This week I’d like to share my best experience studying in Fontbonne University. When I first moved to St. Louis to study at Fontbonne, I was a bit scared since I was moving from California where there’s more people with various ethnicity and races. That’s why when I first moved in here, I was scared as I felt I was very different from others. However, now I’m really thankful that I can came to St Louis to study in here. My classmates here are all very nice and friendly. Before in California, I tended to interact more with people who are the same race or speak the same language as me. But after I came to study here, I developed a very good and close relationship with my fellow classmates. They all appreciated my (non fluent) oral speaking. I’m very pleased that even though we all come from different cultures, we can still accept each other and explore one another’s cultures. I’m really glad that I can make these lovely classmates at Fontbonne — they make me feel not alone in a totally different place than California.
I’m a transfer student. This is my third year attending college and my first at Fontbonne, and I gotta say, it feels so good to be part of a university again! Since the semester started, I’ve discovered a whole plethora of reasons why Fontbonne is the school for me. I’m having trouble just keeping track of all the little things that have impressed me so far! I could recite a whole list of big changes I’ve felt since coming here, but it’s the little differences that are usually the most profound. I’ll start with one that might not seem like a huge deal, but it means the world to me: people here remember my name.
Now, this might seem pretty commonplace to most of you, but allow me to explain. My name is Arjuna Ganim. It’s pronounced exactly as it looks. I was born in America, and I’ve lived in St. Louis all my life. The ‘j’ does not sound like ‘h’ ‘w’ or ‘y.’ English is the only language I speak. In fact, I’m an English major working towards a secondary certificate in teaching. I’ve been given several nicknames over the years. I suspect that a lot of people simply don’t care enough to put forth the effort t0 try and learn my name. Every time I meet someone new, I have to stand there and spell out, pronounce, and explain it for them. Let me tell you, this gets exhausting after the eleven millionth time.
For my first year of college, I attended a massive university away from home. You know when they say that you might end up being just a number at big colleges? They’re right. My classes were all huge, making it difficult for professors to connect with every student. On more than one occasion I’d see one of my professors walking by on the street. I’d wave to him and he’d wave back politely, but he wouldn’t have the slightest idea of who I was or what was my name (much less how to pronounce it correctly).

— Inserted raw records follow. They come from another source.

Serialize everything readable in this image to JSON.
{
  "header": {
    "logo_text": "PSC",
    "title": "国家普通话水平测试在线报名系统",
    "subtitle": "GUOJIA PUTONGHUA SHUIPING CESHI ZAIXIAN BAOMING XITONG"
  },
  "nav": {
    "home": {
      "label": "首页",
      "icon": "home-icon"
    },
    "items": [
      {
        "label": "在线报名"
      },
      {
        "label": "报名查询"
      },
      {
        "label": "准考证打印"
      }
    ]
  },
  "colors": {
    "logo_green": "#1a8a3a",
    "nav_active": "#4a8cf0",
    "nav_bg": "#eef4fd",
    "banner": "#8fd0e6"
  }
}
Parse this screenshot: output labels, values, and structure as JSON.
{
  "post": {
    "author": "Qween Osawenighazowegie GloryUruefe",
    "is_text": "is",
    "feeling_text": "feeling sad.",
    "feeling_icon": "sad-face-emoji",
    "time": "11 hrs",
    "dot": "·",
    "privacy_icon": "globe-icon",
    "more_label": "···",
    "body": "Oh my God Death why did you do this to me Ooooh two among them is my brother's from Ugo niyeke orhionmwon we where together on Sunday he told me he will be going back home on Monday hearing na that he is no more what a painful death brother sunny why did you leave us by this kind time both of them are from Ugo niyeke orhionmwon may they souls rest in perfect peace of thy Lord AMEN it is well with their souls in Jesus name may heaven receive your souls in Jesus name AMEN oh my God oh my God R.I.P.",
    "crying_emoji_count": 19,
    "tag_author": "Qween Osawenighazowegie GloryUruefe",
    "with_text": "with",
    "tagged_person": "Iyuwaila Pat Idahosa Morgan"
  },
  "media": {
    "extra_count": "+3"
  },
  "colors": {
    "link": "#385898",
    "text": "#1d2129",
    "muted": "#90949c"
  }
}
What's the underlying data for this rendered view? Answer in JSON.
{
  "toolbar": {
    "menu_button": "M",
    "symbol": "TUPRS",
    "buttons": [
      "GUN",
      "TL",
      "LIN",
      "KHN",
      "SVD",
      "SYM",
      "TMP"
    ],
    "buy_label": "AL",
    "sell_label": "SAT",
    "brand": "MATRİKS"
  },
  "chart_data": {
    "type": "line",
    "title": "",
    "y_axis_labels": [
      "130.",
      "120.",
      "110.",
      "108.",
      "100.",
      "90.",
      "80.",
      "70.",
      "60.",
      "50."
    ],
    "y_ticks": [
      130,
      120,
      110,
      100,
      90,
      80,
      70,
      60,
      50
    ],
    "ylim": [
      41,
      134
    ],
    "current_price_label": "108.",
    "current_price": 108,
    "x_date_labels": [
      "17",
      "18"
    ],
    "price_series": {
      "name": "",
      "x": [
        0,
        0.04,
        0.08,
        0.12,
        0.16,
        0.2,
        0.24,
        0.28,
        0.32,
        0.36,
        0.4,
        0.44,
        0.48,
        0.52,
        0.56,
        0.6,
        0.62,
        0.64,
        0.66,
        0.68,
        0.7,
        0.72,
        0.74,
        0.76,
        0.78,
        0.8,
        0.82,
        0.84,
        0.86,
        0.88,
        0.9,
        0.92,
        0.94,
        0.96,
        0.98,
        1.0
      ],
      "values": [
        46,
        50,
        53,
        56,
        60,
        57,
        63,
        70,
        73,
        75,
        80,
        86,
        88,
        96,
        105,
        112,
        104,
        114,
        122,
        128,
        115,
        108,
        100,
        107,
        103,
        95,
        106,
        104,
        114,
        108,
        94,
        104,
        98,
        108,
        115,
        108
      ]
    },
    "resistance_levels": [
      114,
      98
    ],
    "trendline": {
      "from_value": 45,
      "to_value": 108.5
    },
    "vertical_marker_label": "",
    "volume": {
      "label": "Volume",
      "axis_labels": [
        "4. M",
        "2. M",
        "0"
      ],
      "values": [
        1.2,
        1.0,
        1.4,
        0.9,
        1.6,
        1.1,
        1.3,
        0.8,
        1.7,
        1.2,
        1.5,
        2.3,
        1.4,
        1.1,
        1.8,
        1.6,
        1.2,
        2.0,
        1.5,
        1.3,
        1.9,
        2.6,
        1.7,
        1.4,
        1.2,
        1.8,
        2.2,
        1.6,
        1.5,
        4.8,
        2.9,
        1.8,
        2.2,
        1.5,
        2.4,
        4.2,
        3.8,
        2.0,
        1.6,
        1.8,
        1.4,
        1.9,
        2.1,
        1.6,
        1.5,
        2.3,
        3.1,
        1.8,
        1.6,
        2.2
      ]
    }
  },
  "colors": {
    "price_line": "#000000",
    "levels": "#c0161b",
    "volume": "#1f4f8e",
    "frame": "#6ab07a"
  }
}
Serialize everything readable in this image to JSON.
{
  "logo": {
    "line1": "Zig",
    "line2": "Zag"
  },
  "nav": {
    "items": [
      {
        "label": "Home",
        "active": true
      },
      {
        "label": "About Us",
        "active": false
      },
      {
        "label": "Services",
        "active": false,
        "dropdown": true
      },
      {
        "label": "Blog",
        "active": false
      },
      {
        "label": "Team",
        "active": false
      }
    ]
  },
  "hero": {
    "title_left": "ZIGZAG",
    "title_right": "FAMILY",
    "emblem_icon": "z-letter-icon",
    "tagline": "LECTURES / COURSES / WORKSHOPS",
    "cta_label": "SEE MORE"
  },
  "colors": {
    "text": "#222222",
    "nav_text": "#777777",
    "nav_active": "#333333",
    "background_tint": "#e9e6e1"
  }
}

That’s where the difference comes in. At Fontbonne, every single one of my teachers can recognize me by face. To them, I’m not simply student #465320. I’m Arjuna Ganim, and I can’t begin to describe how good that makes me feel.